* _Required action_
Give every line of the data again, unchanged, but with no pictures.

* _Information_
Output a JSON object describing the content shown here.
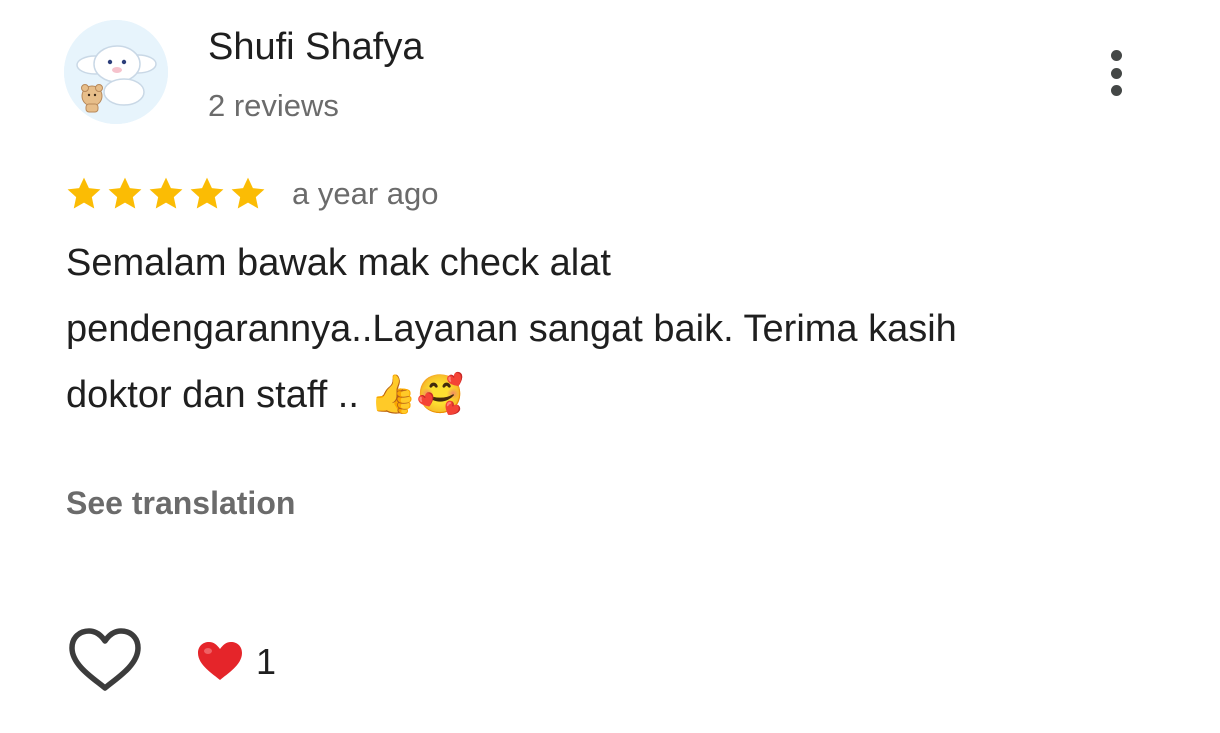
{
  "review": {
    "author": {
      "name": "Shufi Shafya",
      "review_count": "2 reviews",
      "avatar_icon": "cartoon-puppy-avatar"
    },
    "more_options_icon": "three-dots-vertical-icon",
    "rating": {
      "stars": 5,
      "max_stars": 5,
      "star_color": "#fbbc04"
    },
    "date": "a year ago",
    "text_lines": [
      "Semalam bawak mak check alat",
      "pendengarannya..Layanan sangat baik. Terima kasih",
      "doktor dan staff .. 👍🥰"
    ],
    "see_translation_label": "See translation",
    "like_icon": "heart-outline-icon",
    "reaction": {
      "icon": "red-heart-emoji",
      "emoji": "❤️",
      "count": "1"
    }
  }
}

* _Response_
Output a JSON object describing the content shown here.
{
  "review": {
    "author": {
      "name": "Shufi Shafya",
      "review_count": "2 reviews",
      "avatar_icon": "cartoon-puppy-avatar"
    },
    "more_options_icon": "three-dots-vertical-icon",
    "rating": {
      "stars": 5,
      "max_stars": 5,
      "star_color": "#fbbc04"
    },
    "date": "a year ago",
    "text_lines": [
      "Semalam bawak mak check alat",
      "pendengarannya..Layanan sangat baik. Terima kasih",
      "doktor dan staff .. 👍🥰"
    ],
    "see_translation_label": "See translation",
    "like_icon": "heart-outline-icon",
    "reaction": {
      "icon": "red-heart-emoji",
      "emoji": "❤️",
      "count": "1"
    }
  }
}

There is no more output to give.